Duke Richard I of Normandy had many illegitimate children – Godfey, the eldest of the the duke’s natural children received Brionne from his father – demonstrating the practice of using illegitimate children to build a network of loyalty. Godfrey died in about 1015 and Brionne passed to his own son Gilbert but the county of Eu which Godfrey received from his half-brother Duke Richard II passed to William, one of Duke Richard I’s other children.
Gilbert became increasingly important during the rule of William the Conqueror’s father Robert and adopted the title Count of Brionne. He continued to agitate for the return of Eu which he gained in 1040 with William’s death. Unfortunately for Gilbert he was assassinated the same year and his own sons Richard and Baldwin fled to Flanders. Brionne as well as Eu was lost.
The FitzGilberts took part in the Norman conquest of England and did very nicely out of it. Baldwin can be found as the Sheriff of Devon and held Exeter, Okehampton and many other manors in the West Country. Richard was even more influential. He served as chief justices with William de Warenne in 1075 and received large amounts of land including Clare in Suffolk which comprised something like 127 knights’ fees as well including estates in Essex, Surrey and Kent The Conqueror even found his kinsman a wealthy bride in the shape of Rohese Gifford – her dowry included lands in Huntingdon and Hertfordshire (I think they married before the conquest in about 1054?) The marriage to Rohese continued to pay dividends for the de Clare family as they eventually received half of the Gifford estates.
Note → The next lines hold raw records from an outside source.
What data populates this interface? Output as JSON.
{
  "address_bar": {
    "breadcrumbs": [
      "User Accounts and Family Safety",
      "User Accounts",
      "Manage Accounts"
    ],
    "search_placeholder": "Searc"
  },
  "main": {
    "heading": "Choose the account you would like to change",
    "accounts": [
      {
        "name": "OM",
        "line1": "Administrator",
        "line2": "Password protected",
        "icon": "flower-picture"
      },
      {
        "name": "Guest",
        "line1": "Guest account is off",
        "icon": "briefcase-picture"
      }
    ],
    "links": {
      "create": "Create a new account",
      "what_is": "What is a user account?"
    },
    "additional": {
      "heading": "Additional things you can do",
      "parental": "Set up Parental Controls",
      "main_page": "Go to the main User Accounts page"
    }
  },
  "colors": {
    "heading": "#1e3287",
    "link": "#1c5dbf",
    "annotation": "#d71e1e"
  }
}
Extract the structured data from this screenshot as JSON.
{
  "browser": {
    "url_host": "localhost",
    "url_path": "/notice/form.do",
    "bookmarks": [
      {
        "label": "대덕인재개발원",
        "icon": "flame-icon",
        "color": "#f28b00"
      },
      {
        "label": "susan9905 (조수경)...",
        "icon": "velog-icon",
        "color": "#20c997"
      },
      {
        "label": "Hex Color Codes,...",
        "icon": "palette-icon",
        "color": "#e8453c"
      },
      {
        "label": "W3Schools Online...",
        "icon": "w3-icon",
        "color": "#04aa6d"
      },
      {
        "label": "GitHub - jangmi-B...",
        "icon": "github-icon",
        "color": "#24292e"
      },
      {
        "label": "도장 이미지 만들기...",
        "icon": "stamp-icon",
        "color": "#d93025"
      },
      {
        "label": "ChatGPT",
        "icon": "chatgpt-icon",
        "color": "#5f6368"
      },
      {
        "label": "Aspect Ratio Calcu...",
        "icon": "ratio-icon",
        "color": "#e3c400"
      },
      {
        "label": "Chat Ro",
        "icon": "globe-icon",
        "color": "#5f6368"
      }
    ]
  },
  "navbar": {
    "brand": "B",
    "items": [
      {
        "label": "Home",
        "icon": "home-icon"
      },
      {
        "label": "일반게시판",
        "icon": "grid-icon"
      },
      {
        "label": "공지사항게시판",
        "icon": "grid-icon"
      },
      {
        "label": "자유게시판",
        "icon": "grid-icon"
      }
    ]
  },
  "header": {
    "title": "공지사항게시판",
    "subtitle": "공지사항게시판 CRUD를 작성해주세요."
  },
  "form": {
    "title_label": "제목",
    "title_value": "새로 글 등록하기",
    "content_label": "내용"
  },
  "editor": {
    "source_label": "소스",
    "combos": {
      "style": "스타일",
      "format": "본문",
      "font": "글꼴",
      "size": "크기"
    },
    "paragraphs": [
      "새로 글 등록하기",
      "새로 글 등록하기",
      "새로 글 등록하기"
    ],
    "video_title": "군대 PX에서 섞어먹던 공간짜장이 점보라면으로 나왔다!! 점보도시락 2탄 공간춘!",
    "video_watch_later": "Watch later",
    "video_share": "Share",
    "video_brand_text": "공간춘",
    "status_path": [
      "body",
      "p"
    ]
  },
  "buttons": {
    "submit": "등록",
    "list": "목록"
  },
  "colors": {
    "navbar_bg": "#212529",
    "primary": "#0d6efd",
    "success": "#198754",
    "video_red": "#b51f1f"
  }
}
Richard built castles at Tonbridge in Kent, Clare (the Victorians tried to put a train line through it) and Bletchingly in Surrey. Richard FitzGilbert was called Richard de Clare after the vast honour of Clare but also known as Richard of Tonbridge after his castle in Kent – this was the Domesday’s Book preferred name for Richard. However, following William I’s death in September 1087 de Clare joined with his feudal overlord (and potential half-brother but let’s not go there) Bishop Ovo to rebel against William Rufus in order to place Rufus’s older brother Robert Curthose on the throne.
Tonbridge was besieged for two days and de Clare was forced to surrender. Tonbridge did not come out of the experience well. Rufus had it burned. de Clare was sent off to live in the monastery at St Neot’s in Huntingdonshire where he died in 1090-91. He and Rohese re-founded the priory shortly after the Norman Conquest.
After Richard died his estates were divided between his two sons – one held the land in Normandy whilst his younger son inherited the English estates – thus avoiding the difficulties of owing allegiance to both William Rufus and Robert Curthose.
Gilbert FitzRichard did not necessarily get on well with William Rufus but when King Henry I ascended the throne in 1100 following an unfortunate accident in the New Forest the de Clare family fortunes looked rather more rosy. One of the possible reasons for this hypothesised by various writers was that Walter Tirel who ‘accidentally’ shot William Rufus was married to Gilbert’s sister Adelize – there is no positive proof that there was a plot. It’s all very circumstantial but the de Clare did well out of Henry I’s reign.
Altschul, Michael. A Baronial Family in Medieval England: The Clares, 1217-1314. (Baltimore: John Hopkins University Press, 2019)
Round,J. H., ‘The Family of Clare’, The Archaeological Journal, Vol. 56 2nd series Vol 6 (1899)
C. Warren Hollister, ‘The Strange Death of William Rufus’, Speculum, Vol. 48, No. 4 (Oct., 1973), pp. 645-46